nutrients and sediment in the upper Susquehanna River basin
The Chesapeake Bay estuary is suffering from excessive nutrient and sediment inputs. Improving nutrient and erosion controls in the watershed of the Susquehanna River, the largest river entering the Bay, is one way to improve the health of the Bay itself. New York is committed to reduce the impact of its part of the Susquehanna River watershed on the Bay. This project is designed to aid this effort with a better understanding of sources and sinks of nitrogen (N), phosphorus (P), and sediments in the New York portion of the Susquehanna River basin.
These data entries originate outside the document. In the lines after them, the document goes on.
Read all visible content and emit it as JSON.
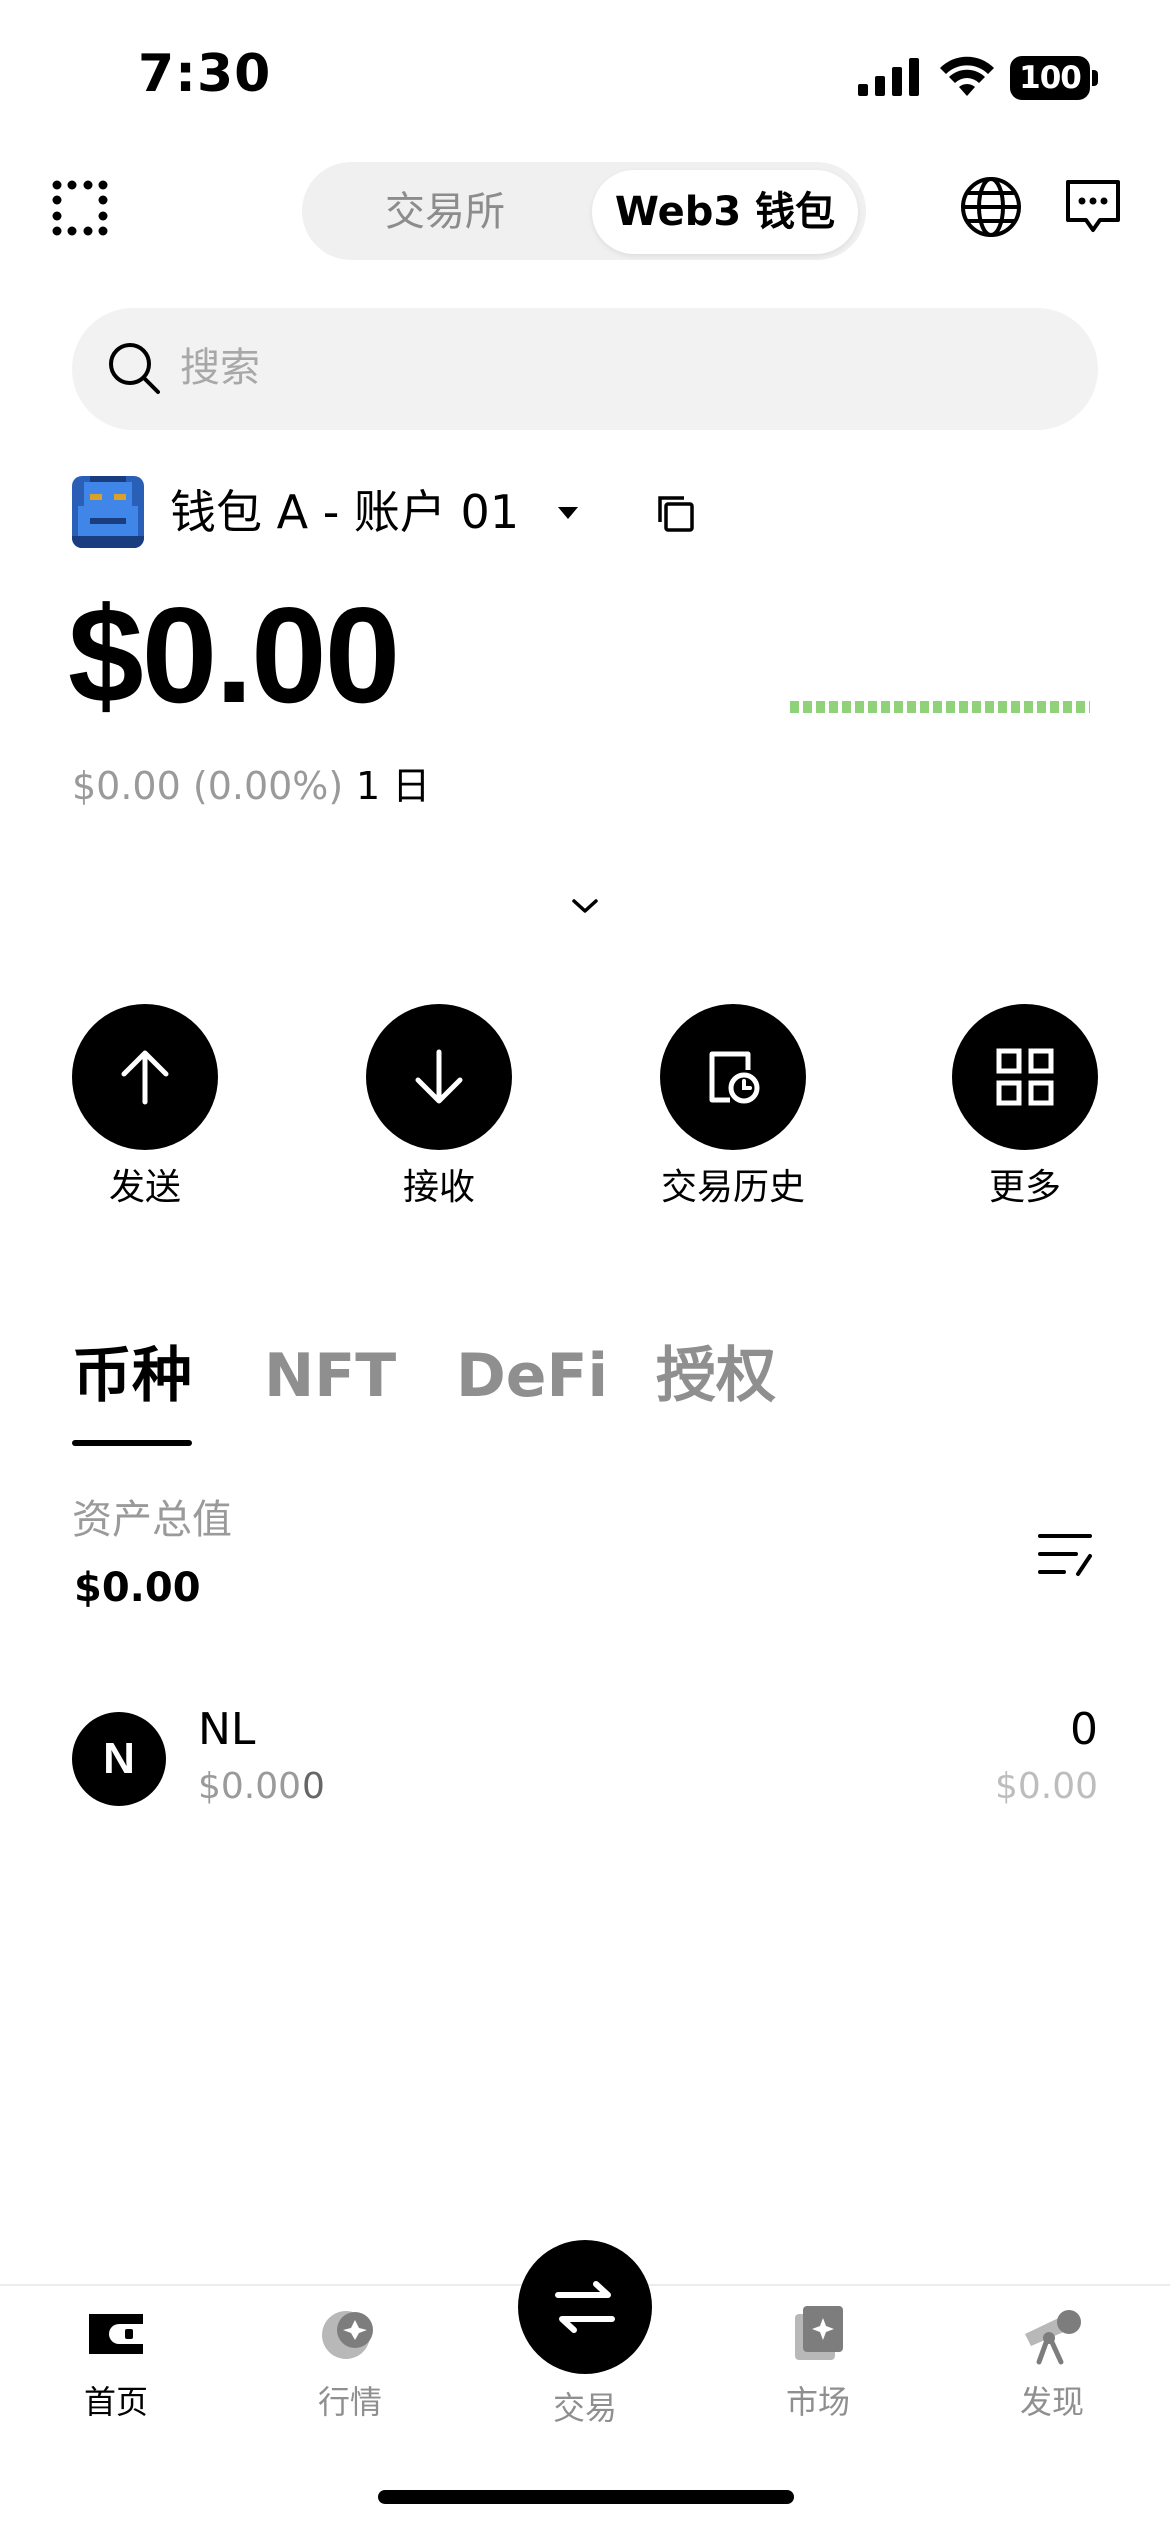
{
  "status_bar": {
    "time": "7:30",
    "battery": "100"
  },
  "header": {
    "tabs": [
      {
        "label": "交易所",
        "active": false
      },
      {
        "label": "Web3 钱包",
        "active": true
      }
    ]
  },
  "search": {
    "placeholder": "搜索"
  },
  "wallet": {
    "name": "钱包 A - 账户 01",
    "balance": "$0.00",
    "change": "$0.00 (0.00%)",
    "period": "1 日"
  },
  "actions": [
    {
      "label": "发送",
      "icon": "arrow-up-icon"
    },
    {
      "label": "接收",
      "icon": "arrow-down-icon"
    },
    {
      "label": "交易历史",
      "icon": "history-icon"
    },
    {
      "label": "更多",
      "icon": "grid-icon"
    }
  ],
  "asset_tabs": [
    {
      "label": "币种",
      "active": true
    },
    {
      "label": "NFT",
      "active": false
    },
    {
      "label": "DeFi",
      "active": false
    },
    {
      "label": "授权",
      "active": false
    }
  ],
  "assets": {
    "total_label": "资产总值",
    "total_value": "$0.00",
    "tokens": [
      {
        "symbol_letter": "N",
        "name": "NL",
        "price": "$0.00",
        "change": "0",
        "quantity": "0",
        "value": "$0.00"
      }
    ]
  },
  "bottom_nav": [
    {
      "label": "首页",
      "icon": "wallet-icon",
      "active": true
    },
    {
      "label": "行情",
      "icon": "market-icon",
      "active": false
    },
    {
      "label": "交易",
      "icon": "swap-icon",
      "active": false
    },
    {
      "label": "市场",
      "icon": "nft-market-icon",
      "active": false
    },
    {
      "label": "发现",
      "icon": "telescope-icon",
      "active": false
    }
  ],
  "colors": {
    "accent": "#000000",
    "sparkline": "#8fd27a",
    "muted_text": "#9a9a9a",
    "surface": "#f2f2f2"
  }
}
- Improve estimates of the magnitudes of biogeochemical fluxes of N, P, and sediments from the New York portion of the Susquehanna River basin into the Susquehanna, and ultimately to the impaired Chesapeake Bay;
- Assess controls on nutrient pollution, particularly N, in rural landscapes with a mixture of forested and agricultural land uses
- Evaluate the importance of agricultural sources of nutrient pollution in the context of all sources in the watershed
- Assess the effects of climate variability and climate change on fluxes of N, P, and sediment from the rural landscape
- N is the primary focus, both because it is the primary pollution problem in coastal systems such as Chesapeake Bay, and because sources and sinks of P are better understood. Nonetheless, much can be gained from simultaneous study of the dynamics of N, P, and sediments.
- Expanded agricultural ecology research at the Harford Agricultural Teaching and Research Center
- Expanded atmospheric deposition research at the Connecticut Hill site
- Integrated modeling of nutrient and sediment sources and sinks across spatial scales (watershed, landscape, farm, field, plot, micro-scale)
- Creative field or laboratory studies via grants to Cornell researchers
- Identification and comparison of management options for New York to meet its Chesapeake Bay Program goals
- Insights for sustainable agriculture in the northeastern U.S.
Click here to read the complete proposal (MS Word document)